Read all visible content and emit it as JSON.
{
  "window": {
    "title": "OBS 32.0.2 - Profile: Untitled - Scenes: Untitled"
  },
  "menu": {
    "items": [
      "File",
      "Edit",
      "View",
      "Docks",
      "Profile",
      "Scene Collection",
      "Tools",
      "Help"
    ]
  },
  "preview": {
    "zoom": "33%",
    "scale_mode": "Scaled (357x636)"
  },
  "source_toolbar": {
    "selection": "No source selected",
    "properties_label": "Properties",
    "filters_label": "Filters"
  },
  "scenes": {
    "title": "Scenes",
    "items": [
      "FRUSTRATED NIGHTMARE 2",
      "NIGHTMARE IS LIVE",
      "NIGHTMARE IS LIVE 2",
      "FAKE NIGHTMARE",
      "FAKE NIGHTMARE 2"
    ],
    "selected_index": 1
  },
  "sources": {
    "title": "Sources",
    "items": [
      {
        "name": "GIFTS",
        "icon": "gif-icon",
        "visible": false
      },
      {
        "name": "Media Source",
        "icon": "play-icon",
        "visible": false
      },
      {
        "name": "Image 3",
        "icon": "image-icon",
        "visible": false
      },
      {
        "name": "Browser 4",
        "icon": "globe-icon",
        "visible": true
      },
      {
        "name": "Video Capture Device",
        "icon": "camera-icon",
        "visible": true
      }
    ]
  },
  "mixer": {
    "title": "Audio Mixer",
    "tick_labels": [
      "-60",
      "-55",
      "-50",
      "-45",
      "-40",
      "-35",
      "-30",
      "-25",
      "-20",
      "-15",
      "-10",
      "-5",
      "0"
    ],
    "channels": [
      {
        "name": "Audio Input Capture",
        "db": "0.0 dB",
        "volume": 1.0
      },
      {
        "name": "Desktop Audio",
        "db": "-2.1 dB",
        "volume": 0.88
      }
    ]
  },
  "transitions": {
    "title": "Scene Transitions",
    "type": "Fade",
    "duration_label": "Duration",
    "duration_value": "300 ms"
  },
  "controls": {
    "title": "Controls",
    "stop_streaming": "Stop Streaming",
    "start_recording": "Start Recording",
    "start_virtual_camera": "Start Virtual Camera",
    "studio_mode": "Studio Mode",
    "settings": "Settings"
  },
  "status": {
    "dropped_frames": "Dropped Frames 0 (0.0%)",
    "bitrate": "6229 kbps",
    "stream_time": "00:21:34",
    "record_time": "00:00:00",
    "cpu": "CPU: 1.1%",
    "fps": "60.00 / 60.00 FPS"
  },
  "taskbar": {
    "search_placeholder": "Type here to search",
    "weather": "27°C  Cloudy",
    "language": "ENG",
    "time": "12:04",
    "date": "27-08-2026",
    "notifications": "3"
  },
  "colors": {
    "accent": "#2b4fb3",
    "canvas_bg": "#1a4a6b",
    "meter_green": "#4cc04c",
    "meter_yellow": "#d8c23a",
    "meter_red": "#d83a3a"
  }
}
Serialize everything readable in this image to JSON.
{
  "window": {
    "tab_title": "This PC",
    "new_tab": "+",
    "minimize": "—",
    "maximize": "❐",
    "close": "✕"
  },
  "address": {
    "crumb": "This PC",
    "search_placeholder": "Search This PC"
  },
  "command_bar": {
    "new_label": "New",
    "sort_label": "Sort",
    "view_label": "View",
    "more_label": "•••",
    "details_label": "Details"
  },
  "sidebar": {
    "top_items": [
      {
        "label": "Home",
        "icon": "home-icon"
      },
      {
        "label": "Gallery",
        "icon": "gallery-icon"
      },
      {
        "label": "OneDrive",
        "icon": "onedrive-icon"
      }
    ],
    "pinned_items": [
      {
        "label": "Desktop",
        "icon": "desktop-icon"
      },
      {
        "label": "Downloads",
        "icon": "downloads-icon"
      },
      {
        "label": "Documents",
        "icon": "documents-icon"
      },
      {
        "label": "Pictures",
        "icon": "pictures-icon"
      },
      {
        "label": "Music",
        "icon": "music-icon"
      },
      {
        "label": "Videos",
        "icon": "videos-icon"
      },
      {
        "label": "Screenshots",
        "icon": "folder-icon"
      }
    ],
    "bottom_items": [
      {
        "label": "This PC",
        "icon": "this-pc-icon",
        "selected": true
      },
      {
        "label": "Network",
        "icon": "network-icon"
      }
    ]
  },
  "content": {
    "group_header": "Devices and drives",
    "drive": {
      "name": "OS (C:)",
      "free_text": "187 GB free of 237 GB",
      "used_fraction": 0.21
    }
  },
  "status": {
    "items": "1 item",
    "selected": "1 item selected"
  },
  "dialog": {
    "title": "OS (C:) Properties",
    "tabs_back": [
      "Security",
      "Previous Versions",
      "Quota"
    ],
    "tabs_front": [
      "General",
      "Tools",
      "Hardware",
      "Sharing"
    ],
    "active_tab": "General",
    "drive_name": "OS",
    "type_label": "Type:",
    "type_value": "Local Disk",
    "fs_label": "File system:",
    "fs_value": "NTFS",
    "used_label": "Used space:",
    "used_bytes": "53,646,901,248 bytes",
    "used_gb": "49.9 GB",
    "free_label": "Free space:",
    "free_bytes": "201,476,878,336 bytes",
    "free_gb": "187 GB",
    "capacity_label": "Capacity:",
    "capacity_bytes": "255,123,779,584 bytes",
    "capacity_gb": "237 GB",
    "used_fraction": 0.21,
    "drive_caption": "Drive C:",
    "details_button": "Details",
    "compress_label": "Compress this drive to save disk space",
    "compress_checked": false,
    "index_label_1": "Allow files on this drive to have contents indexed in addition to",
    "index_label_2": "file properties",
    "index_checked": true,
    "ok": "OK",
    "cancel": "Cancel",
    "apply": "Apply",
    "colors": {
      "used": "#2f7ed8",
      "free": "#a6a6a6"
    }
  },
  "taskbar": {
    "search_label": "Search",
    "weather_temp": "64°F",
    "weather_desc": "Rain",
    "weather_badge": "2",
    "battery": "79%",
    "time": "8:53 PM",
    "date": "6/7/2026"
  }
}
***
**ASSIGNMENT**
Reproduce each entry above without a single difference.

**ANSWER TO THIS PROBLEM**
Read all visible content and emit it as JSON.
{
  "window": {
    "title": "OBS 32.0.2 - Profile: Untitled - Scenes: Untitled"
  },
  "menu": {
    "items": [
      "File",
      "Edit",
      "View",
      "Docks",
      "Profile",
      "Scene Collection",
      "Tools",
      "Help"
    ]
  },
  "preview": {
    "zoom": "33%",
    "scale_mode": "Scaled (357x636)"
  },
  "source_toolbar": {
    "selection": "No source selected",
    "properties_label": "Properties",
    "filters_label": "Filters"
  },
  "scenes": {
    "title": "Scenes",
    "items": [
      "FRUSTRATED NIGHTMARE 2",
      "NIGHTMARE IS LIVE",
      "NIGHTMARE IS LIVE 2",
      "FAKE NIGHTMARE",
      "FAKE NIGHTMARE 2"
    ],
    "selected_index": 1
  },
  "sources": {
    "title": "Sources",
    "items": [
      {
        "name": "GIFTS",
        "icon": "gif-icon",
        "visible": false
      },
      {
        "name": "Media Source",
        "icon": "play-icon",
        "visible": false
      },
      {
        "name": "Image 3",
        "icon": "image-icon",
        "visible": false
      },
      {
        "name": "Browser 4",
        "icon": "globe-icon",
        "visible": true
      },
      {
        "name": "Video Capture Device",
        "icon": "camera-icon",
        "visible": true
      }
    ]
  },
  "mixer": {
    "title": "Audio Mixer",
    "tick_labels": [
      "-60",
      "-55",
      "-50",
      "-45",
      "-40",
      "-35",
      "-30",
      "-25",
      "-20",
      "-15",
      "-10",
      "-5",
      "0"
    ],
    "channels": [
      {
        "name": "Audio Input Capture",
        "db": "0.0 dB",
        "volume": 1.0
      },
      {
        "name": "Desktop Audio",
        "db": "-2.1 dB",
        "volume": 0.88
      }
    ]
  },
  "transitions": {
    "title": "Scene Transitions",
    "type": "Fade",
    "duration_label": "Duration",
    "duration_value": "300 ms"
  },
  "controls": {
    "title": "Controls",
    "stop_streaming": "Stop Streaming",
    "start_recording": "Start Recording",
    "start_virtual_camera": "Start Virtual Camera",
    "studio_mode": "Studio Mode",
    "settings": "Settings"
  },
  "status": {
    "dropped_frames": "Dropped Frames 0 (0.0%)",
    "bitrate": "6229 kbps",
    "stream_time": "00:21:34",
    "record_time": "00:00:00",
    "cpu": "CPU: 1.1%",
    "fps": "60.00 / 60.00 FPS"
  },
  "taskbar": {
    "search_placeholder": "Type here to search",
    "weather": "27°C  Cloudy",
    "language": "ENG",
    "time": "12:04",
    "date": "27-08-2026",
    "notifications": "3"
  },
  "colors": {
    "accent": "#2b4fb3",
    "canvas_bg": "#1a4a6b",
    "meter_green": "#4cc04c",
    "meter_yellow": "#d8c23a",
    "meter_red": "#d83a3a"
  }
}
Serialize everything readable in this image to JSON.
{
  "window": {
    "tab_title": "This PC",
    "new_tab": "+",
    "minimize": "—",
    "maximize": "❐",
    "close": "✕"
  },
  "address": {
    "crumb": "This PC",
    "search_placeholder": "Search This PC"
  },
  "command_bar": {
    "new_label": "New",
    "sort_label": "Sort",
    "view_label": "View",
    "more_label": "•••",
    "details_label": "Details"
  },
  "sidebar": {
    "top_items": [
      {
        "label": "Home",
        "icon": "home-icon"
      },
      {
        "label": "Gallery",
        "icon": "gallery-icon"
      },
      {
        "label": "OneDrive",
        "icon": "onedrive-icon"
      }
    ],
    "pinned_items": [
      {
        "label": "Desktop",
        "icon": "desktop-icon"
      },
      {
        "label": "Downloads",
        "icon": "downloads-icon"
      },
      {
        "label": "Documents",
        "icon": "documents-icon"
      },
      {
        "label": "Pictures",
        "icon": "pictures-icon"
      },
      {
        "label": "Music",
        "icon": "music-icon"
      },
      {
        "label": "Videos",
        "icon": "videos-icon"
      },
      {
        "label": "Screenshots",
        "icon": "folder-icon"
      }
    ],
    "bottom_items": [
      {
        "label": "This PC",
        "icon": "this-pc-icon",
        "selected": true
      },
      {
        "label": "Network",
        "icon": "network-icon"
      }
    ]
  },
  "content": {
    "group_header": "Devices and drives",
    "drive": {
      "name": "OS (C:)",
      "free_text": "187 GB free of 237 GB",
      "used_fraction": 0.21
    }
  },
  "status": {
    "items": "1 item",
    "selected": "1 item selected"
  },
  "dialog": {
    "title": "OS (C:) Properties",
    "tabs_back": [
      "Security",
      "Previous Versions",
      "Quota"
    ],
    "tabs_front": [
      "General",
      "Tools",
      "Hardware",
      "Sharing"
    ],
    "active_tab": "General",
    "drive_name": "OS",
    "type_label": "Type:",
    "type_value": "Local Disk",
    "fs_label": "File system:",
    "fs_value": "NTFS",
    "used_label": "Used space:",
    "used_bytes": "53,646,901,248 bytes",
    "used_gb": "49.9 GB",
    "free_label": "Free space:",
    "free_bytes": "201,476,878,336 bytes",
    "free_gb": "187 GB",
    "capacity_label": "Capacity:",
    "capacity_bytes": "255,123,779,584 bytes",
    "capacity_gb": "237 GB",
    "used_fraction": 0.21,
    "drive_caption": "Drive C:",
    "details_button": "Details",
    "compress_label": "Compress this drive to save disk space",
    "compress_checked": false,
    "index_label_1": "Allow files on this drive to have contents indexed in addition to",
    "index_label_2": "file properties",
    "index_checked": true,
    "ok": "OK",
    "cancel": "Cancel",
    "apply": "Apply",
    "colors": {
      "used": "#2f7ed8",
      "free": "#a6a6a6"
    }
  },
  "taskbar": {
    "search_label": "Search",
    "weather_temp": "64°F",
    "weather_desc": "Rain",
    "weather_badge": "2",
    "battery": "79%",
    "time": "8:53 PM",
    "date": "6/7/2026"
  }
}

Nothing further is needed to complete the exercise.